Okra, for beauty and taste

Okra likes it hot.  Soon the cool-loving cabbage, broccoli, cauliflower and kohlrabi will have been harvested, leaving a large empty space in the garden. Lots of nutrients still in the garden can be used for growing a crop of okra.
    To get a jump, start young okra plants in three-inch pots.  After filling the pots with potting soil, place two okra seeds in each. I prefer Clemson Spineless, but there are many varieties available. The seeds will germinate in five to eight days, especially if the pots are outdoors in full sun. Keep them well watered. After the seedlings are about three inches tall, take a sharp knife or nail clippers and cut out the smallest.
    As soon as the area in the garden is cleared, transplant the young okra two feet apart in rows at least three feet apart. Or plant them in your flower bed. Purple varieties produce very attractive foliage. As they can grow to a height of four feet, they are best used as a background plant. But make certain they are accessible for harvesting the pods.
    Okra is a member of the hibiscus family. The plants will start producing beautiful pale yellow hibiscus flowers with purple or red centers within three to four weeks after transplant­ing. Within two to three days after the flowers have wilted, some of the pods will be ready to harvest.
    To assure quality and tenderness, okra pods should be harvested three to four times weekly, especially during hot muggy days when the plants are flowering daily and growing rapidly. Pods longer than five inches will be woody and not palatable. But with some imagination, they can be dried and used in floral arrangements or Christmas tree decorations. Pods can grow to eight to 10 inches long.
    Okra plants will continue to produce pods into mid to late September. However, the later pods tend to become warty looking and are generally not tender.
    Okra can be breaded and fried, brushed with olive oil and baked for about 15 to 20 minutes in a 400-degree oven and sprinkled with salt, used in making gumbo, pickled or added to a tomato, hamburger and onion sauce. When using okra in sauces, always add the cut okra just before serving to avoid the slimy texture that results from over-cooking.

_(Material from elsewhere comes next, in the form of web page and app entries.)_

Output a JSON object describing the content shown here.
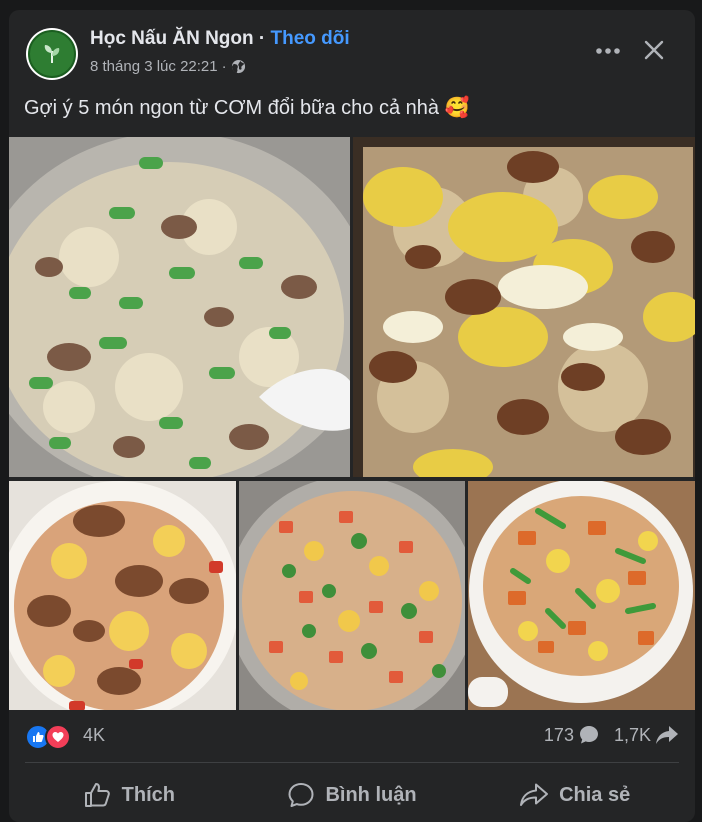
{
  "post": {
    "page_name": "Học Nấu ĂN Ngon",
    "separator": "·",
    "follow_label": "Theo dõi",
    "timestamp": "8 tháng 3 lúc 22:21",
    "meta_separator": "·",
    "audience_icon": "globe-icon",
    "caption": "Gợi ý 5 món ngon từ CƠM đổi bữa cho cả nhà 🥰"
  },
  "header_actions": {
    "more_icon": "more-horizontal-icon",
    "close_icon": "close-icon"
  },
  "photos": [
    {
      "subject": "fried rice with green beans and beef"
    },
    {
      "subject": "fried rice with cabbage and beef"
    },
    {
      "subject": "tomato fried rice with egg and beef"
    },
    {
      "subject": "fried rice with sausage, egg and herbs"
    },
    {
      "subject": "fried rice with sausage, egg and scallion"
    }
  ],
  "stats": {
    "reactions_count": "4K",
    "comments_count": "173",
    "shares_count": "1,7K",
    "colors": {
      "like": "#1877f2",
      "love": "#f33e58"
    }
  },
  "actions": {
    "like": "Thích",
    "comment": "Bình luận",
    "share": "Chia sẻ"
  },
  "colors": {
    "background": "#18191a",
    "card": "#242526",
    "accent": "#4599ff",
    "text": "#e4e6eb",
    "secondary_text": "#b0b3b8"
  }
}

    I have grown okra in my garden in Deale for the past 24 years without failure. I could never grow it when I gardened in New Hampshire because the summers were too short and cool.


Ask Dr. Gouin your questions at DR.FRGouin@gmail.com. Please include your name and address.